▶ _TASK DATA_:
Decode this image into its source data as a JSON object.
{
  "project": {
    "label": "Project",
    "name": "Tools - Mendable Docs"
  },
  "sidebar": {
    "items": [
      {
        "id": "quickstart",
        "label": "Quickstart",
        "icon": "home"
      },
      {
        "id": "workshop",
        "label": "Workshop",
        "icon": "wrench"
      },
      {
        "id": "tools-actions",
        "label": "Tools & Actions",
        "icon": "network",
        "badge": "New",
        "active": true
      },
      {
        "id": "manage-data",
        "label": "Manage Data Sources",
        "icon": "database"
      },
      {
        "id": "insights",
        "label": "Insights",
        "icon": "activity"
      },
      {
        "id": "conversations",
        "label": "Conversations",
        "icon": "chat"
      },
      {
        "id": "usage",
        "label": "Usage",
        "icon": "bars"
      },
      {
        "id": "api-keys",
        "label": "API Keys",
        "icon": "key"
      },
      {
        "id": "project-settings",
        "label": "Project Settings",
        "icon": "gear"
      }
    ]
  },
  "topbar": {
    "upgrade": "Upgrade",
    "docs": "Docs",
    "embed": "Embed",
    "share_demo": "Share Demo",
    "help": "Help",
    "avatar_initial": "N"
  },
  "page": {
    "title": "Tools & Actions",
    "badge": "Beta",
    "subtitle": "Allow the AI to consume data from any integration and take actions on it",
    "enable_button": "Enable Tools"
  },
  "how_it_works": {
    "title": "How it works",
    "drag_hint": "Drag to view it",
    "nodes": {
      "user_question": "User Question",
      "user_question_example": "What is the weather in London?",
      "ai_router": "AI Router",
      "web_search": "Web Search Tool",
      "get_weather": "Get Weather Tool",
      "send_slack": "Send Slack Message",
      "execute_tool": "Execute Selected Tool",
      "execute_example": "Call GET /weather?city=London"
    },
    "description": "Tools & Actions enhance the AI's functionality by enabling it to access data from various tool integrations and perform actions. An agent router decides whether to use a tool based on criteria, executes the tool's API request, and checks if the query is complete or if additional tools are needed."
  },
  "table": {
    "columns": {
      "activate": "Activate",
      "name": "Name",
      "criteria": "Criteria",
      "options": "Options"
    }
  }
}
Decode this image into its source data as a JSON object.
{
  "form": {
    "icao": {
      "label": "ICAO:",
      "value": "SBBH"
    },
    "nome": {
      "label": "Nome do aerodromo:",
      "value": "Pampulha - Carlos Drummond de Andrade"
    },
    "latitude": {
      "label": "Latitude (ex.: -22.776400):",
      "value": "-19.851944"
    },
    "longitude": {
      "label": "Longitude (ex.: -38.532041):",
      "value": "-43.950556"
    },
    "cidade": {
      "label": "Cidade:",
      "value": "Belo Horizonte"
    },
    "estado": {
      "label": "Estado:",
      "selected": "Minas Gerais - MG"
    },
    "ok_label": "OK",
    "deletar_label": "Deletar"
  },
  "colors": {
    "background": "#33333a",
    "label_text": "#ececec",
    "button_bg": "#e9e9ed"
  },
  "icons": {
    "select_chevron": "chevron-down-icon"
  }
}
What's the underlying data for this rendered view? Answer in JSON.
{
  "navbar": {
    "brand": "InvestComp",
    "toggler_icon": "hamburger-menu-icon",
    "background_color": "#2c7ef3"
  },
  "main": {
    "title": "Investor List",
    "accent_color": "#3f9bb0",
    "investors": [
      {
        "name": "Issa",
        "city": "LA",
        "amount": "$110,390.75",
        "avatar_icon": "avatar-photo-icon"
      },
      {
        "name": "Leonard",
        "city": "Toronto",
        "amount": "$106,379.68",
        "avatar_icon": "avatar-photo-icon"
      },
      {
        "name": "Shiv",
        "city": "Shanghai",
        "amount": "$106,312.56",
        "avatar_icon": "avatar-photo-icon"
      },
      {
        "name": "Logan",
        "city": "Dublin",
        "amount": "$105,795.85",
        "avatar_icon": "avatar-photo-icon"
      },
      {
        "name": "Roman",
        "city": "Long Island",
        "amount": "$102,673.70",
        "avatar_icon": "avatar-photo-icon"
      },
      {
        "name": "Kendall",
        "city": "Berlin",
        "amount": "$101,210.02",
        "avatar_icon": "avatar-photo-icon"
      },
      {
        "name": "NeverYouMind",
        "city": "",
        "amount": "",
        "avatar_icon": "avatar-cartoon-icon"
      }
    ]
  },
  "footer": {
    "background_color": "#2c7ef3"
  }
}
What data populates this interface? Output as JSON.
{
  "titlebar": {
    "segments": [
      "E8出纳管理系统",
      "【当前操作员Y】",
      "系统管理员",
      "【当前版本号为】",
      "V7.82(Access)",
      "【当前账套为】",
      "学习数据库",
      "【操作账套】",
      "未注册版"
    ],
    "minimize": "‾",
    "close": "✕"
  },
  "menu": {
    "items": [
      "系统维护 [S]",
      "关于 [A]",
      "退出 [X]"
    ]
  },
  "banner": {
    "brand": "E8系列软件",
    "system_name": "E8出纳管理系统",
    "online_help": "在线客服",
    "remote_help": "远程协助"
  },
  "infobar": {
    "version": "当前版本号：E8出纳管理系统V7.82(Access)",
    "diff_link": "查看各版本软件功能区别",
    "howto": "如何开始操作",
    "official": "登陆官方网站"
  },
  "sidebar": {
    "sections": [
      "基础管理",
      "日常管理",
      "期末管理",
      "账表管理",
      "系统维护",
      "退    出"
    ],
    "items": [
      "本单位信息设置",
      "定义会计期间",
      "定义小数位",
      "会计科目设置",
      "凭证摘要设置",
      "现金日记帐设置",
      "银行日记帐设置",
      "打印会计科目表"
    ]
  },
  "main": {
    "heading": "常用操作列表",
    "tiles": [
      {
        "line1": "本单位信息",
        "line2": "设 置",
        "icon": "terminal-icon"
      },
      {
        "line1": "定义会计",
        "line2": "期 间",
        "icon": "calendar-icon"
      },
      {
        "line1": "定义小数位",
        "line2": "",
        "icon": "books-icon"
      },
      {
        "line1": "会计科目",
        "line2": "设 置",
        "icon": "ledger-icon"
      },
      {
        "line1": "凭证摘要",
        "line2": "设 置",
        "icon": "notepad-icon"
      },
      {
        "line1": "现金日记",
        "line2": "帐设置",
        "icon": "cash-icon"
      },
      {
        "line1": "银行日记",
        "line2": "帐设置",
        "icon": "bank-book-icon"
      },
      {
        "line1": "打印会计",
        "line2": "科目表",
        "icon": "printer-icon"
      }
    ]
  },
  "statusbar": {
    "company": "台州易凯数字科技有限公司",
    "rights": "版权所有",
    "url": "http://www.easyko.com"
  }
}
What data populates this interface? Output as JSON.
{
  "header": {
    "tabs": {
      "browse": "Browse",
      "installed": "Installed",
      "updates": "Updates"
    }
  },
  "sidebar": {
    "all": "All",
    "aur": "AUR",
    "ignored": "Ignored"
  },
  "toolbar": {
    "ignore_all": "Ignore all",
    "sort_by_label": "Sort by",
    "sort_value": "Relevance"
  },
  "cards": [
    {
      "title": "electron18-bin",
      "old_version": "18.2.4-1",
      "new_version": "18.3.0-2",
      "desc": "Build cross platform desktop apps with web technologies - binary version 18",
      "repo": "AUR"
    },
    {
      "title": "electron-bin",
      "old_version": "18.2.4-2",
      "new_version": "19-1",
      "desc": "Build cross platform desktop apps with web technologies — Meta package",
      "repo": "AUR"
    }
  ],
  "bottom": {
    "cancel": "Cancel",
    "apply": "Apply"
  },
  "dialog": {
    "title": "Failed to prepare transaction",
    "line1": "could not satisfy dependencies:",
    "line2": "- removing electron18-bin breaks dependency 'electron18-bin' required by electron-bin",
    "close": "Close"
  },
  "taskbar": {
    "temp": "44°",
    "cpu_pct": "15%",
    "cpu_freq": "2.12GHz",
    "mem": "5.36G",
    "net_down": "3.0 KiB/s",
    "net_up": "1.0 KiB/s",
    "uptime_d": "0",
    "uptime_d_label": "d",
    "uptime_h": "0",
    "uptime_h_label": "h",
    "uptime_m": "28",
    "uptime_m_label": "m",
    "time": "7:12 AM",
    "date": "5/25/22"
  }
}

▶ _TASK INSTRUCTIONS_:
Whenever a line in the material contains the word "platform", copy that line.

▶ _SOLUTION FOR THIS TASK_:
      "desc": "Build cross platform desktop apps with web technologies - binary version 18",
      "desc": "Build cross platform desktop apps with web technologies — Meta package",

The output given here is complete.